Your Guide to a Midyear Financial Review

Jul 2, 2024

Man typing on computer

Regular financial reviews are a pillar of good stewardship, whether you manage finances for yourself, your family, or your business. Halfway through the year is a great time to reassess your plans, goals, and current standing. Below is a midyear financial review checklist to get you started. How many items can you complete?   

Your Midyear Financial Review Checklist

1. Finalize your 2024 to-dos

What did you want to accomplish this year?

Consult your plan and our advisor’s tips for the new year and decide on a focus for the rest of the year. If you need ideas for financial goals, consider these examples:  

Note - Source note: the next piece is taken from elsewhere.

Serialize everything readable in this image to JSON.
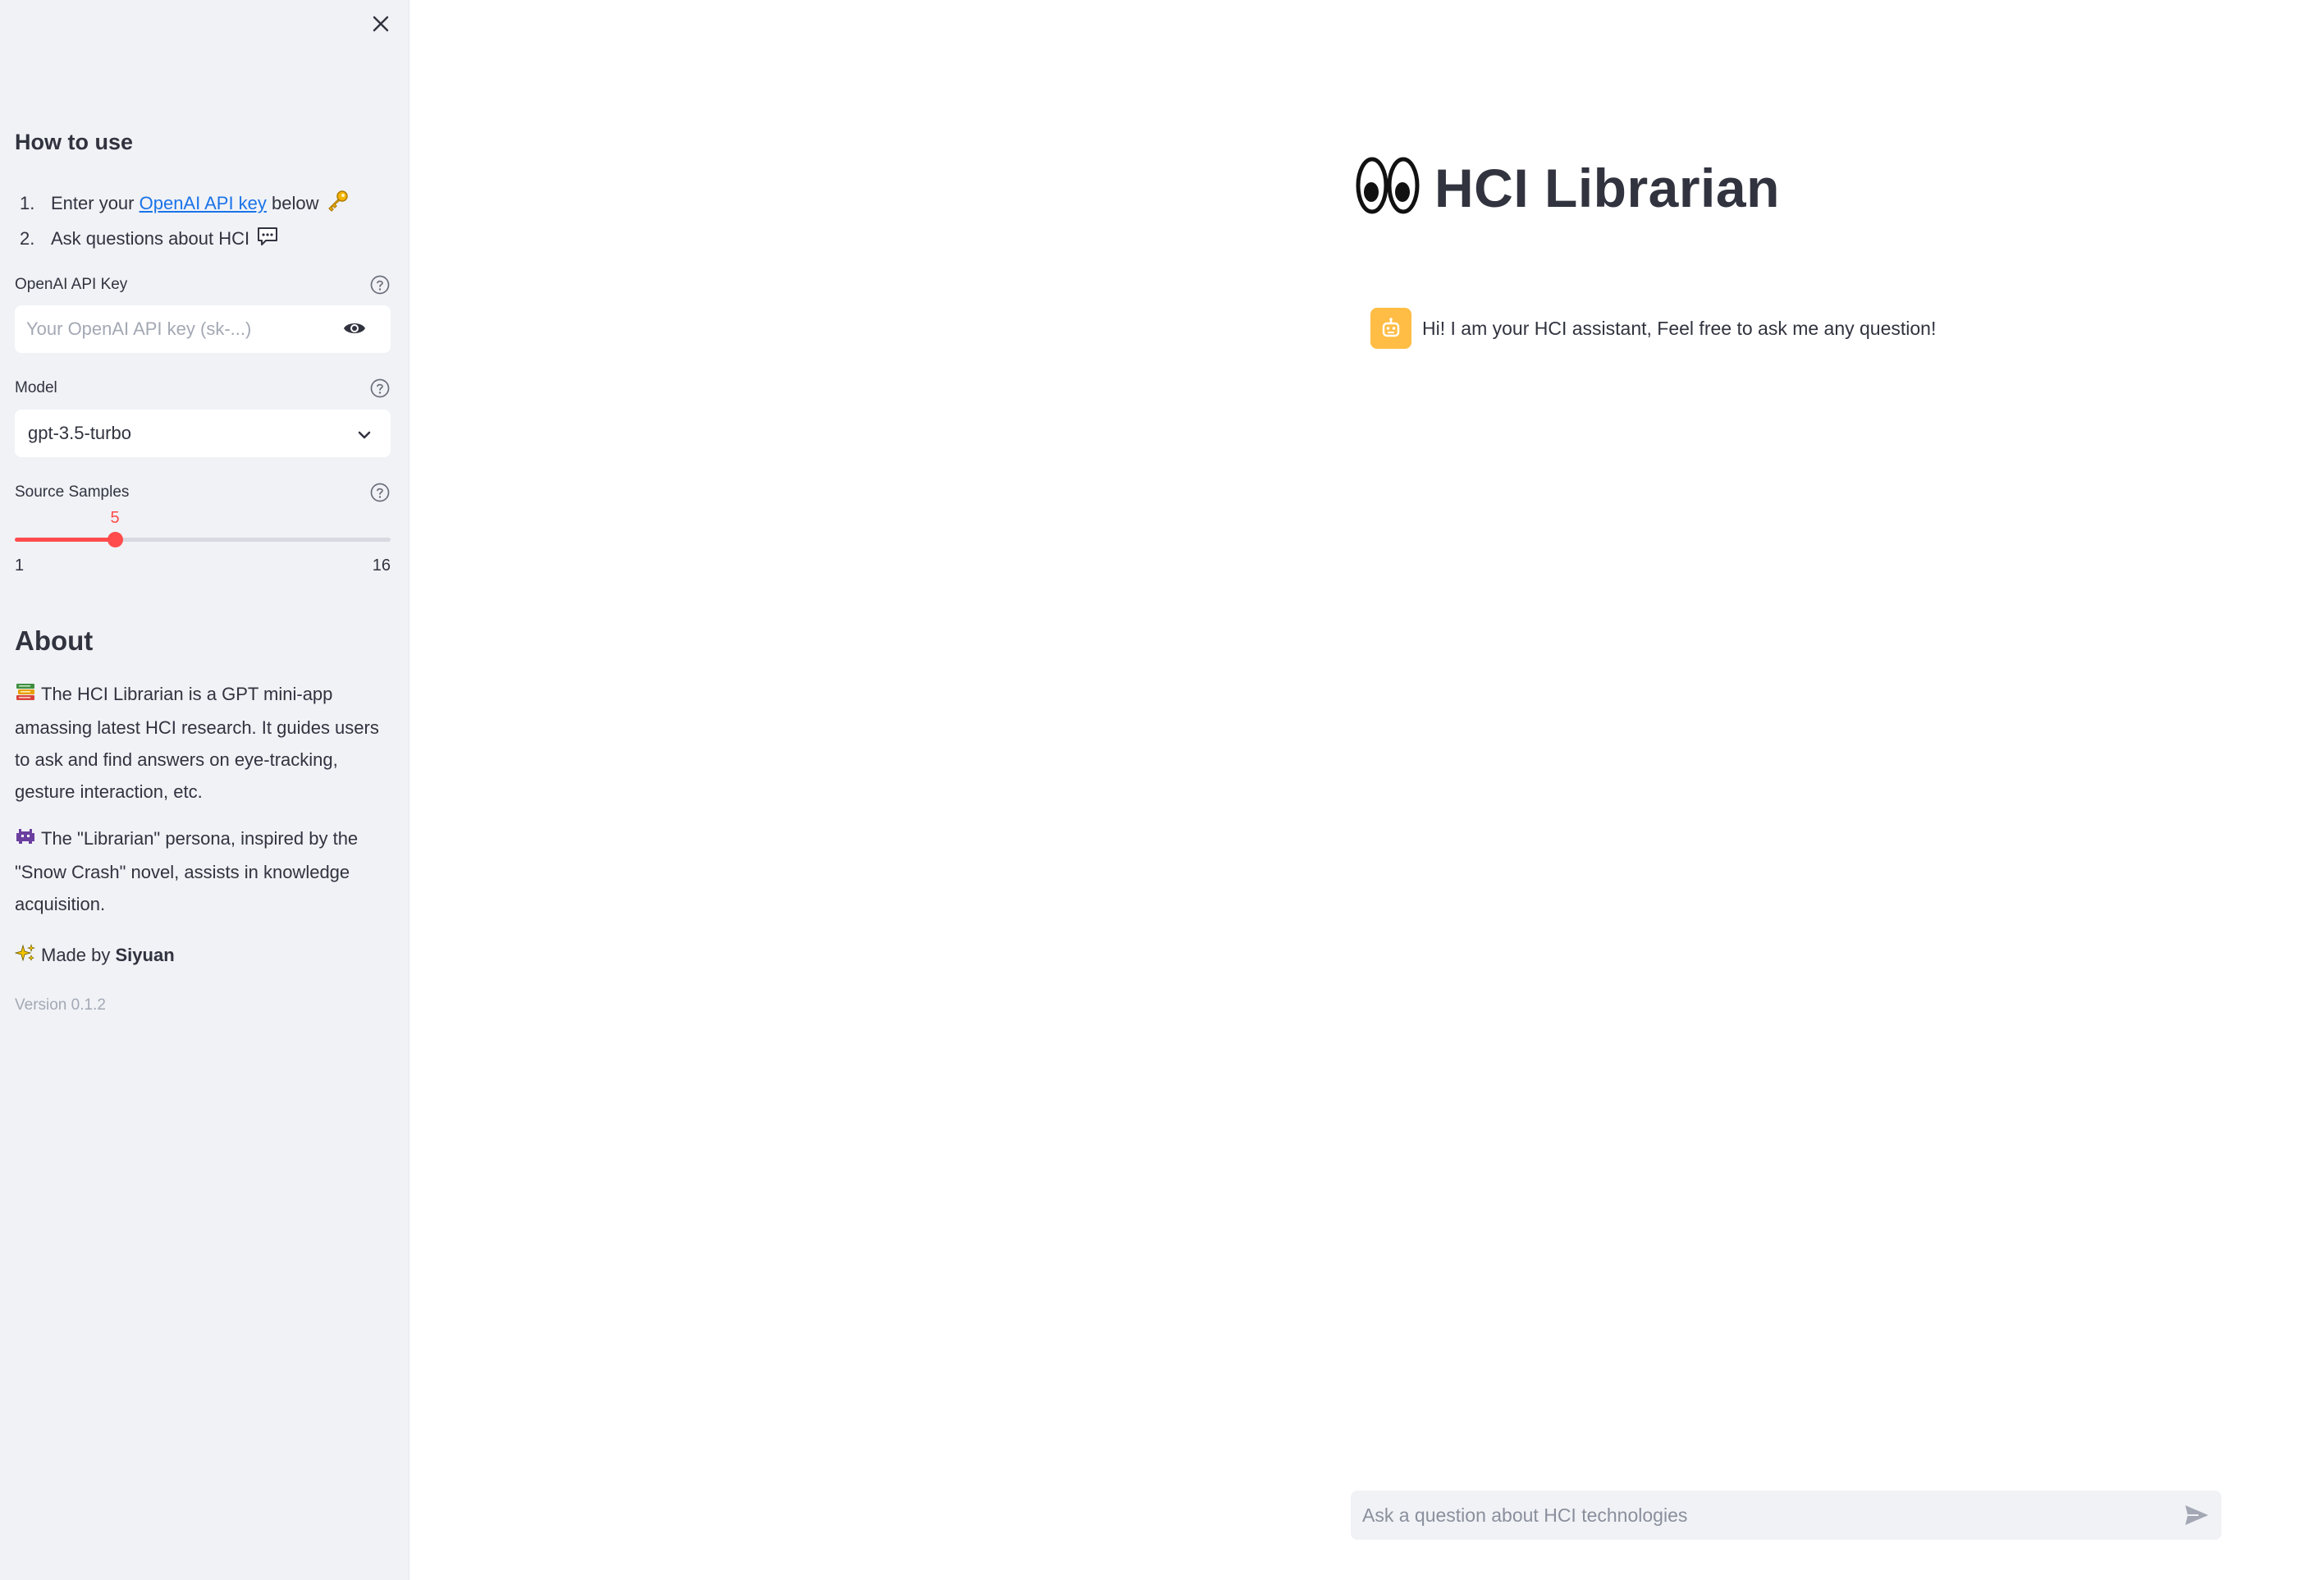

  • Increase your IRA contributions 
  • Open a 529 plan 
  • Maximize your charitable giving 
  • See if you are a good candidate for a backdoor Roth 
  • Look into the possibilities of direct indexing and tax-loss harvesting 
  • Explore structured note offerings 
  • Build a business succession plan 
  • Fully fund your emergency fund 
  • Save for a down payment 
  • Complete a renovation or home project 
  • Increase your contribution to your 401(k) 
  • Set a retirement date 
  • Book flights for a big trip 

One of the best ways to clarify your goals is to have a professionally made, big-picture plan to refer to.

2. Review your financial plan

What are your areas of strength and areas of concern? What has changed since you last reviewed your plan, and what opportunities and changes are coming? 

Your financial plan will evolve, but the best way to know what needs to change is to look at where things currently stand. Are you on track to reach your goals? How does your plan perform under different scenarios and stressors?  

If you don’t have a plan or don’t see the importance of keeping up with your plan, review “5 Reasons Why Financial Planning is Important.” 

3. Discuss your performance

Check how your portfolio is performing, but do so with an expert who can explain market volatility and your overall investing picture.  

A professional can also discuss what to anticipate for the next six months. No one has a crystal ball, but a grounding perspective on geopolitical and economic events can provide stability in a rocky market.  

4. Verify your retirement timeline

If you were planning to retire at the end of the year, is that still the plan? Has anything come up – a medical event, job change, family situation – that necessitates leaving earlier or later than expected?  

If your retirement is fast approaching, make sure you are preparing now.   

Even if you are not retiring this year, ensure your current timeline is accurate. Do you want to be able to retire sooner than you planned? An advisor can help you see the viability of an accelerated timetable.  

5. Assess mistakes and regroup

Mistakes happen. Reflect on the last six months to identify problems and talk to your advisor about solutions.  

  • Did you overspend or underestimate the cost of a new project?  
  • Did you pull your money out of the market unnecessarily?  
  • Did you follow the bad advice of a friend or family member?  

Perhaps you’ve made one of these four common financial mistakes or followed generalized rules of thumb that don’t apply to everyone.  

Financial mistakes are frustrating, but you can choose to regroup well. Ask for support, make adjustments, and move forward better.  

6. Ensure all of your advisors are on the same page

When you review your finances, note changes and communicate them with the necessary professionals (i.e., advisor, accountant, insurance agent, attorney).  

Talk with each professional as a part of your midyear review. Do they have updated recommendations, concerns, or questions? Do you have anything to ask them?  

Keep a running list of non-urgent questions throughout the year and reference it during your conversations.

7. Recall end-of-year deadlines and take action now

What do you need to get done by the end of the year? Can you do it now?  

For example, if you are eligible to do so and have not yet taken your annual Required Minimum Distribution, do so now so you don’t have to worry about it at the end of the year. 

Your advisor can inform you of any other end-of-year deadlines or action items to get started on. 

8. Plan for next year

A midyear review is not just for planning the rest of the year. It’s also a time to look further ahead.  

What important financial events are happening in the next 12-18 months? Are there any weddings, vacations, or major purchases you need to save for now? 

You can also plan for next year’s taxes. Tax planning differs from tax prep, which is pulling the pieces together to complete your taxes. Tax planning involves working with an expert to minimize your taxes – whether through a Roth conversion, contributing to an HSA or FSA, or other options. There is always some proactive planning you can do.   

Your Midyear Financial Review

At Credent, we connect with each of our clients proactively to make sure their plans always align with their goals.  

Staying current with your financial picture and understanding where you’ve been and where you’re headed are central to achieving financial freedom.  

If you’d like to talk to an advisor about a midyear review, fill out the form below.

Schedule an appointment with an advisor in your area.